  • In Europe, registrations for cars over the last six months have only grown 1.57 percent year-over-year on average—that’s down from 8.02 percent growth during that same six months last year, reports Macro Strategy Partnership. This low growth suggests a substantial slowdown and could spell trouble for palladium.

  • A special science note: Business Insider reports this week that scientists who won a Nobel Prize for their discovery of gravitational waves announced the first-ever detection of the collision of two neuron stars on Monday. The team alerted astronomers worldwide, who helped them point telescopes directly at the crash scene. “These images revealed a radioactive soup giving birth to unfathomable amounts of platinum, gold and silver—not to mention the iodine in our bodies, uranium in nuclear weapons and bismuth in Pepto-Bismol—while blasting those materials deep into space,” the article reads.  According to some estimates, this neutron star collision produced around 200 Earth masses of pure gold, and maybe 500 Earth masses of platinum. But at 130 million light years away, don’t count on getting your hands on this anytime soon.

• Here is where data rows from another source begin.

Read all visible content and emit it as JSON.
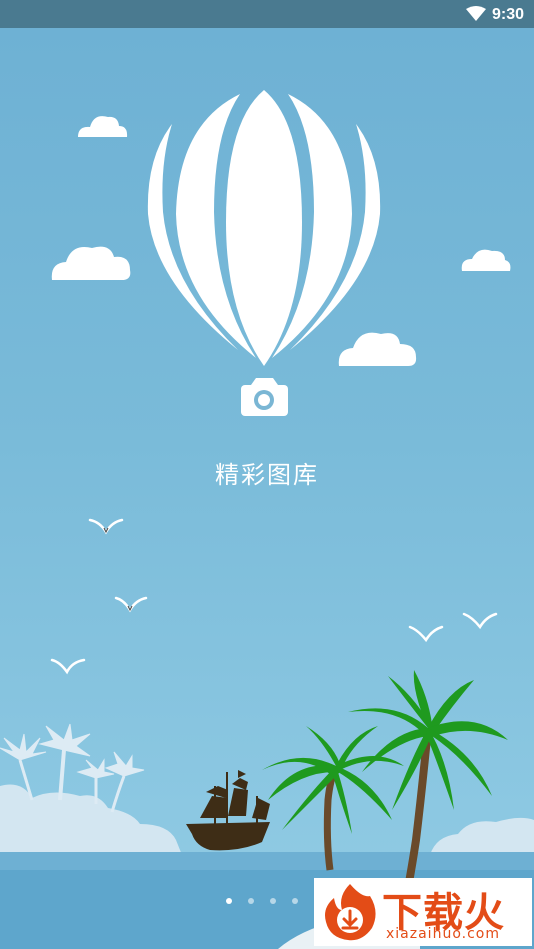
{
  "status_bar": {
    "time": "9:30",
    "icons": [
      "wifi-icon"
    ]
  },
  "splash": {
    "logo_icons": [
      "hot-air-balloon-icon",
      "camera-icon"
    ],
    "app_title": "精彩图库"
  },
  "pager": {
    "total": 5,
    "active_index": 0
  },
  "watermark": {
    "brand": "下载火",
    "domain": "xiazaihuo.com"
  },
  "colors": {
    "status_bar": "#4a7a90",
    "sky_top": "#6eb1d4",
    "sky_bottom": "#92cce4",
    "sea": "#5ea6cc",
    "palm_green": "#1f9a1f",
    "ship": "#3e2d16",
    "watermark_orange": "#e34c17"
  }
}
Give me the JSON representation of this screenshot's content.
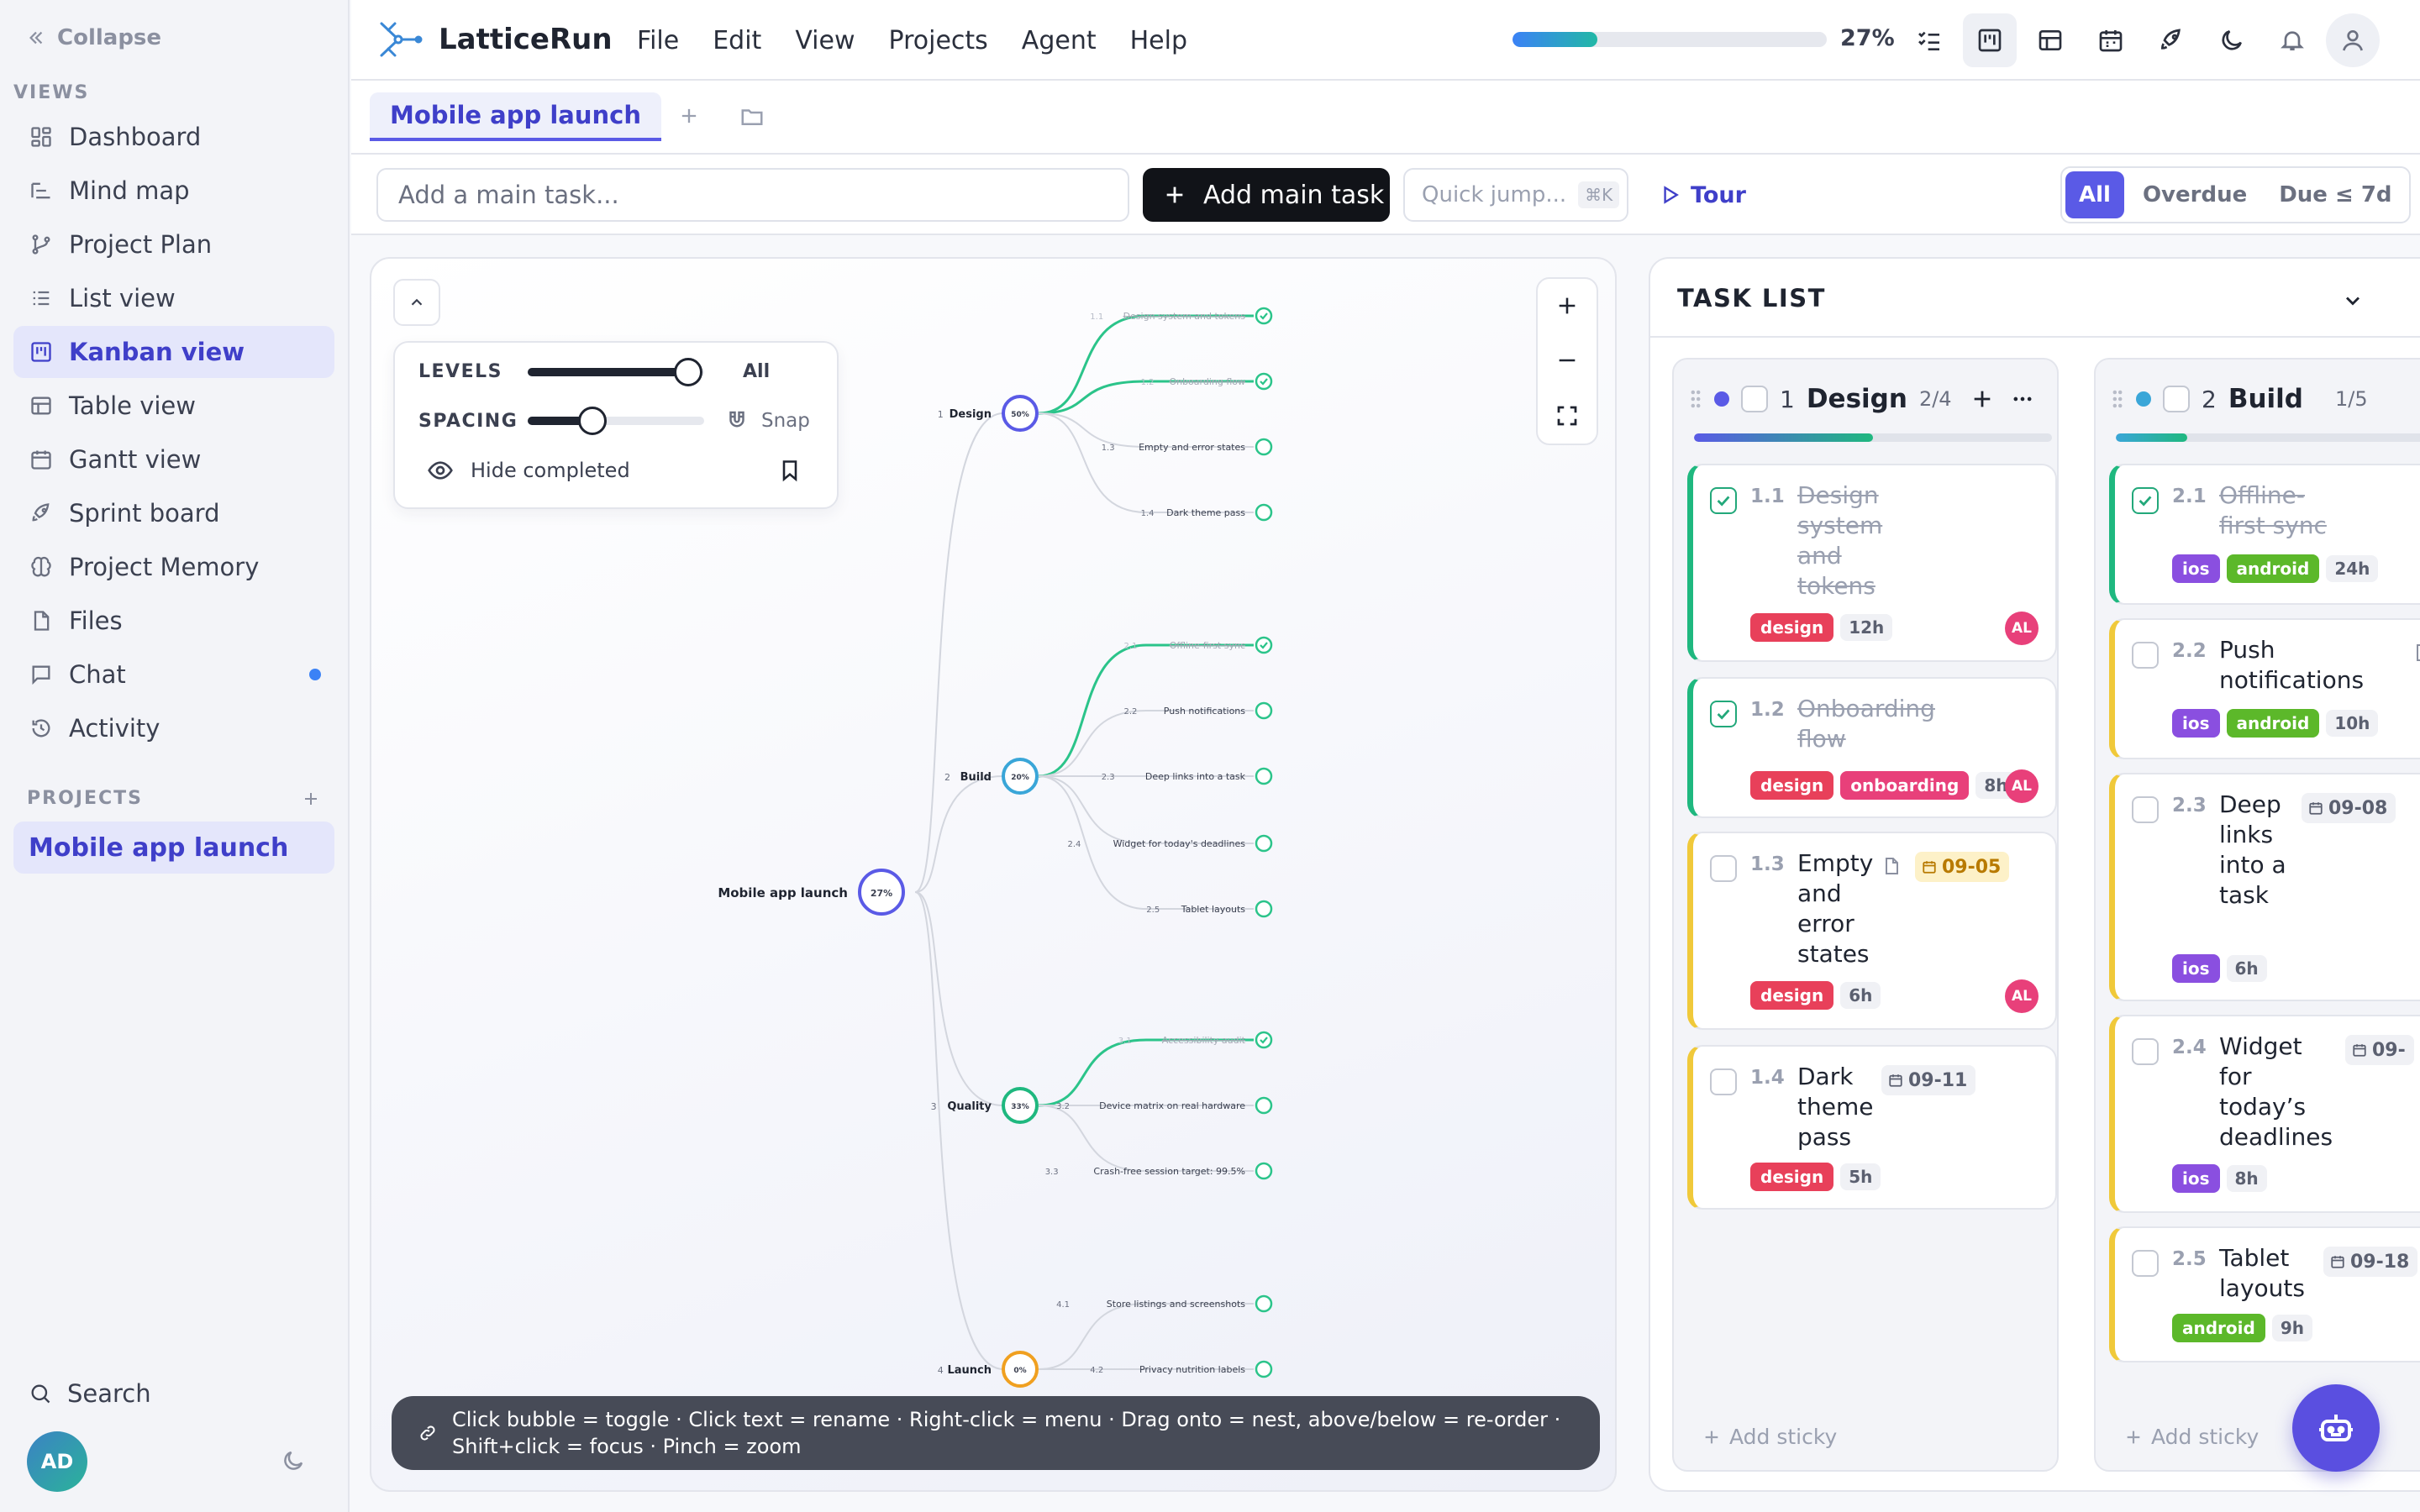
{
  "sidebar": {
    "collapse_label": "Collapse",
    "views_label": "VIEWS",
    "items": [
      {
        "label": "Dashboard"
      },
      {
        "label": "Mind map"
      },
      {
        "label": "Project Plan"
      },
      {
        "label": "List view"
      },
      {
        "label": "Kanban view"
      },
      {
        "label": "Table view"
      },
      {
        "label": "Gantt view"
      },
      {
        "label": "Sprint board"
      },
      {
        "label": "Project Memory"
      },
      {
        "label": "Files"
      },
      {
        "label": "Chat"
      },
      {
        "label": "Activity"
      }
    ],
    "active_item": "Kanban view",
    "projects_label": "PROJECTS",
    "project": "Mobile app launch",
    "search_label": "Search",
    "user_initials": "AD"
  },
  "topbar": {
    "app_name": "LatticeRun",
    "menu": [
      "File",
      "Edit",
      "View",
      "Projects",
      "Agent",
      "Help"
    ],
    "progress": 0.27,
    "progress_label": "27%"
  },
  "tabs": {
    "active": "Mobile app launch"
  },
  "toolbar": {
    "task_placeholder": "Add a main task...",
    "add_main_label": "Add main task",
    "quick_jump_label": "Quick jump...",
    "quick_jump_kbd": "⌘K",
    "tour_label": "Tour",
    "filters": [
      "All",
      "Overdue",
      "Due ≤ 7d"
    ],
    "active_filter": "All"
  },
  "mindmap": {
    "levels_label": "LEVELS",
    "levels_value": "All",
    "spacing_label": "SPACING",
    "snap_label": "Snap",
    "hide_completed_label": "Hide completed",
    "hint": "Click bubble = toggle · Click text = rename · Right-click = menu · Drag onto = nest, above/below = re-order · Shift+click = focus · Pinch = zoom",
    "root": {
      "label": "Mobile app launch",
      "percent": "27%"
    },
    "groups": [
      {
        "num": "1",
        "label": "Design",
        "percent": "50%",
        "color": "#5a5ae6",
        "children": [
          {
            "id": "1.1",
            "label": "Design system and tokens",
            "done": true
          },
          {
            "id": "1.2",
            "label": "Onboarding flow",
            "done": true
          },
          {
            "id": "1.3",
            "label": "Empty and error states",
            "done": false
          },
          {
            "id": "1.4",
            "label": "Dark theme pass",
            "done": false
          }
        ]
      },
      {
        "num": "2",
        "label": "Build",
        "percent": "20%",
        "color": "#3aa6d8",
        "children": [
          {
            "id": "2.1",
            "label": "Offline-first sync",
            "done": true
          },
          {
            "id": "2.2",
            "label": "Push notifications",
            "done": false
          },
          {
            "id": "2.3",
            "label": "Deep links into a task",
            "done": false
          },
          {
            "id": "2.4",
            "label": "Widget for today's deadlines",
            "done": false
          },
          {
            "id": "2.5",
            "label": "Tablet layouts",
            "done": false
          }
        ]
      },
      {
        "num": "3",
        "label": "Quality",
        "percent": "33%",
        "color": "#1fb87f",
        "children": [
          {
            "id": "3.1",
            "label": "Accessibility audit",
            "done": true
          },
          {
            "id": "3.2",
            "label": "Device matrix on real hardware",
            "done": false
          },
          {
            "id": "3.3",
            "label": "Crash-free session target: 99.5%",
            "done": false
          }
        ]
      },
      {
        "num": "4",
        "label": "Launch",
        "percent": "0%",
        "color": "#f0a020",
        "children": [
          {
            "id": "4.1",
            "label": "Store listings and screenshots",
            "done": false
          },
          {
            "id": "4.2",
            "label": "Privacy nutrition labels",
            "done": false
          }
        ]
      }
    ]
  },
  "tasklist": {
    "title": "TASK LIST",
    "add_sticky_label": "Add sticky",
    "columns": [
      {
        "num": "1",
        "name": "Design",
        "count": "2/4",
        "progress": 0.5,
        "color": "#5a5ae6",
        "cards": [
          {
            "id": "1.1",
            "title": "Design system and tokens",
            "done": true,
            "tags": [
              "design"
            ],
            "estimate": "12h",
            "assignee": "AL"
          },
          {
            "id": "1.2",
            "title": "Onboarding flow",
            "done": true,
            "tags": [
              "design",
              "onboarding"
            ],
            "estimate": "8h",
            "assignee": "AL"
          },
          {
            "id": "1.3",
            "title": "Empty and error states",
            "done": false,
            "due": "09-05",
            "tags": [
              "design"
            ],
            "estimate": "6h",
            "assignee": "AL"
          },
          {
            "id": "1.4",
            "title": "Dark theme pass",
            "done": false,
            "due": "09-11",
            "tags": [
              "design"
            ],
            "estimate": "5h"
          }
        ]
      },
      {
        "num": "2",
        "name": "Build",
        "count": "1/5",
        "progress": 0.2,
        "color": "#3aa6d8",
        "cards": [
          {
            "id": "2.1",
            "title": "Offline-first sync",
            "done": true,
            "tags": [
              "ios",
              "android"
            ],
            "estimate": "24h"
          },
          {
            "id": "2.2",
            "title": "Push notifications",
            "done": false,
            "tags": [
              "ios",
              "android"
            ],
            "estimate": "10h"
          },
          {
            "id": "2.3",
            "title": "Deep links into a task",
            "done": false,
            "due": "09-08",
            "tags": [
              "ios"
            ],
            "estimate": "6h"
          },
          {
            "id": "2.4",
            "title": "Widget for today’s deadlines",
            "done": false,
            "due": "09-",
            "tags": [
              "ios"
            ],
            "estimate": "8h"
          },
          {
            "id": "2.5",
            "title": "Tablet layouts",
            "done": false,
            "due": "09-18",
            "tags": [
              "android"
            ],
            "estimate": "9h"
          }
        ]
      }
    ]
  },
  "colors": {
    "accent": "#5a5ae6",
    "tag_design": "#e8405a",
    "tag_onboarding": "#e8407a",
    "tag_ios": "#8a4fe0",
    "tag_android": "#5cb82a"
  }
}
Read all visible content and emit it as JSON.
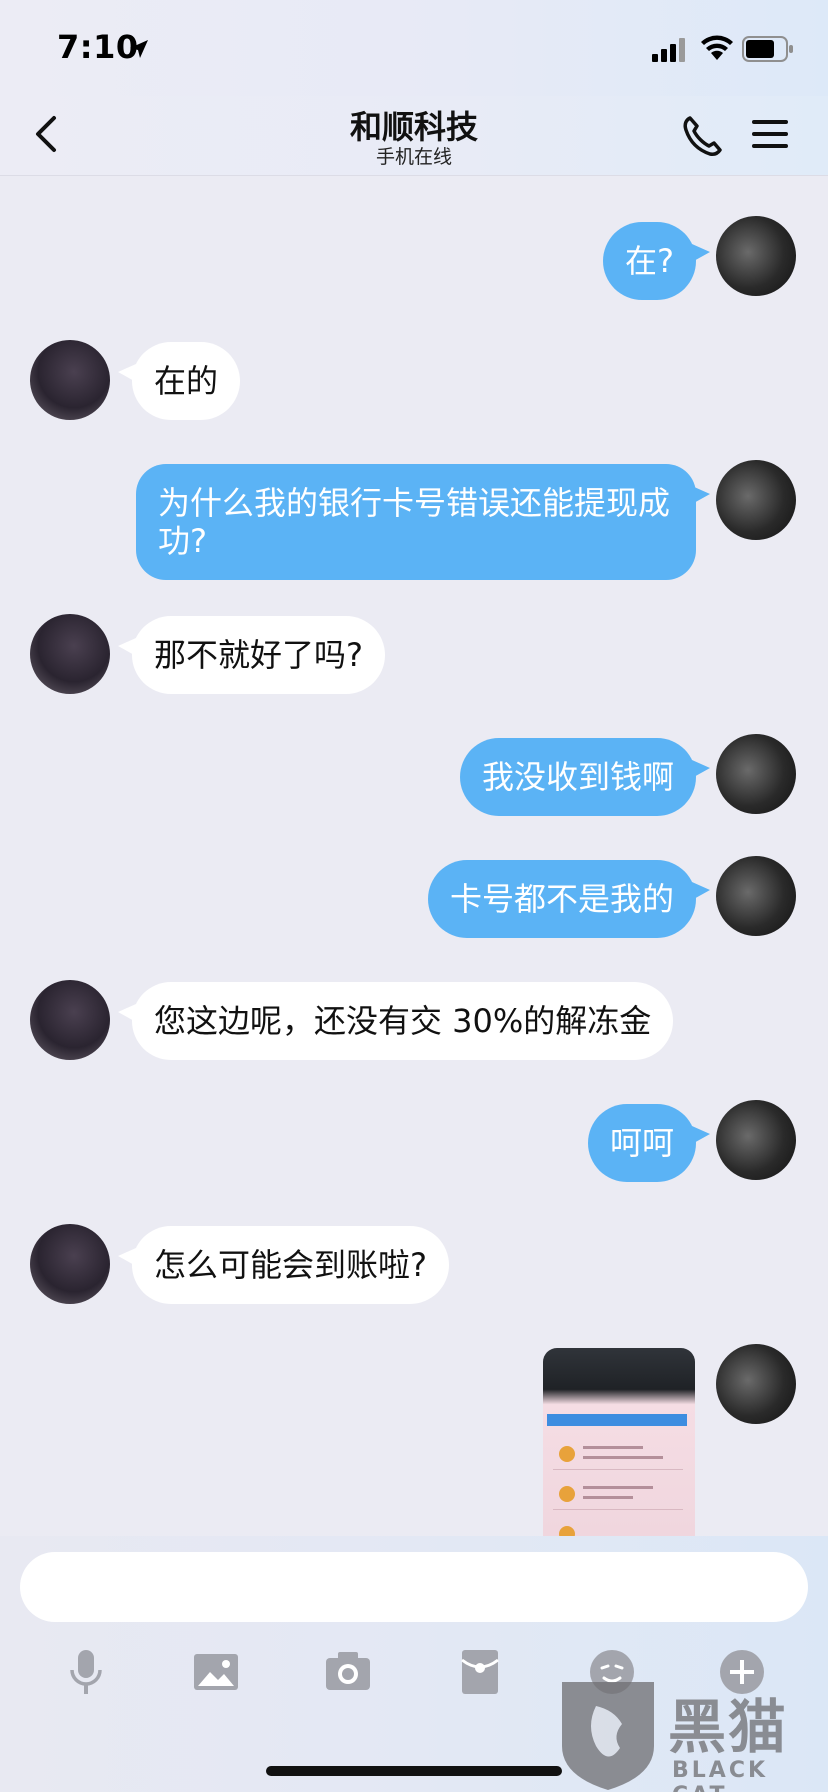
{
  "status_bar": {
    "time": "7:10"
  },
  "header": {
    "title": "和顺科技",
    "subtitle": "手机在线"
  },
  "messages": [
    {
      "side": "out",
      "text": "在?"
    },
    {
      "side": "in",
      "text": "在的"
    },
    {
      "side": "out",
      "text": "为什么我的银行卡号错误还能提现成功?"
    },
    {
      "side": "in",
      "text": "那不就好了吗?"
    },
    {
      "side": "out",
      "text": "我没收到钱啊"
    },
    {
      "side": "out",
      "text": "卡号都不是我的"
    },
    {
      "side": "in",
      "text": "您这边呢，还没有交 30%的解冻金"
    },
    {
      "side": "out",
      "text": "呵呵"
    },
    {
      "side": "in",
      "text": "怎么可能会到账啦?"
    },
    {
      "side": "out",
      "type": "image",
      "content": "photo of phone screen"
    }
  ],
  "input": {
    "placeholder": ""
  },
  "toolbar": {
    "icons": [
      "microphone-icon",
      "image-icon",
      "camera-icon",
      "red-packet-icon",
      "emoji-icon",
      "plus-icon"
    ]
  },
  "watermark": {
    "title": "黑猫",
    "subtitle": "BLACK CAT"
  },
  "colors": {
    "outgoing_bubble": "#5bb3f5",
    "incoming_bubble": "#ffffff",
    "background": "#ebebf3"
  }
}
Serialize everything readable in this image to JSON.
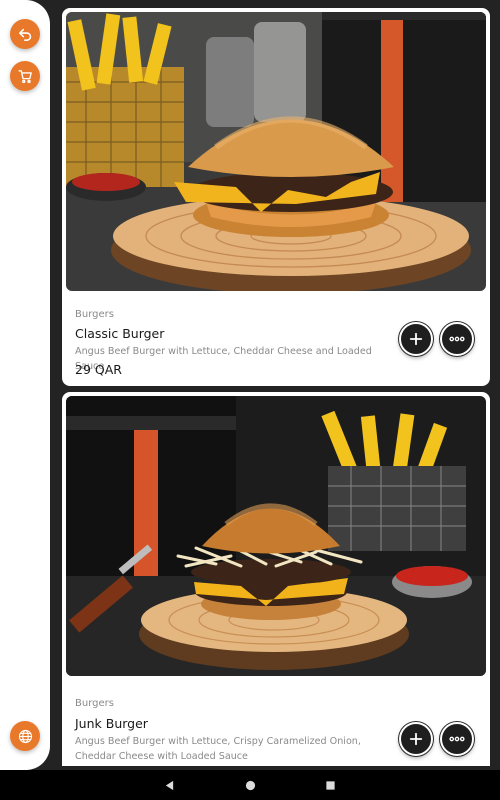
{
  "sidebar": {
    "buttons": [
      {
        "name": "back",
        "icon": "back-arrow-icon"
      },
      {
        "name": "cart",
        "icon": "cart-icon"
      },
      {
        "name": "language",
        "icon": "globe-icon"
      }
    ],
    "accent_color": "#e8792b"
  },
  "menu_items": [
    {
      "category": "Burgers",
      "name": "Classic Burger",
      "description": "Angus Beef Burger with Lettuce, Cheddar Cheese and Loaded Sauce",
      "price": "29 QAR",
      "image_icon": "classic-burger-photo",
      "actions": [
        "add-icon",
        "more-icon"
      ]
    },
    {
      "category": "Burgers",
      "name": "Junk Burger",
      "description": "Angus Beef Burger with Lettuce, Crispy Caramelized Onion, Cheddar Cheese with Loaded Sauce",
      "price": "",
      "image_icon": "junk-burger-photo",
      "actions": [
        "add-icon",
        "more-icon"
      ]
    }
  ],
  "navigation_bar": {
    "buttons": [
      "back-triangle-icon",
      "home-circle-icon",
      "recents-square-icon"
    ]
  }
}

Frank Holmes is the CEO and Chief Investment Officer of U.S. Global Investors. Mr. Holmes purchased a controlling interest in U.S. Global Investors in 1989 and became the firm’s chief investment officer in 1999. Under his guidance, the company’s funds have received numerous awards and honors including more than two dozen Lipper Fund Awards and certificates. In 2006, Mr. Holmes was selected mining fund manager of the year by the Mining Journal. He is also the co-author of “The Goldwatcher: Demystifying Gold Investing.” Mr. Holmes is engaged in a number of international philanthropies. He is a member of the President’s Circle and on the investment committee of the International Crisis Group, which works to resolve conflict around the world. He is also an advisor to the William J. Clinton Foundation on sustainable development in countries with resource-based economies. Mr. Holmes is a native of Toronto and is a graduate of the University of Western Ontario with a bachelor’s degree in economics. He is a former president and chairman of the Toronto Society of the Investment Dealers Association. Mr. Holmes is a much-sought-after keynote speaker at national and international investment conferences. He is also a regular commentator on the financial television networks CNBC, Bloomberg and Fox Business, and has been profiled by Fortune, Barron’s, The Financial Times and other publications.  Visit the U.S. Global Investors website at  You can contact Frank at:

Due primarily to the California Gold Rush, San Francisco’s population exploded from 1,000 to 100,000 in only two years.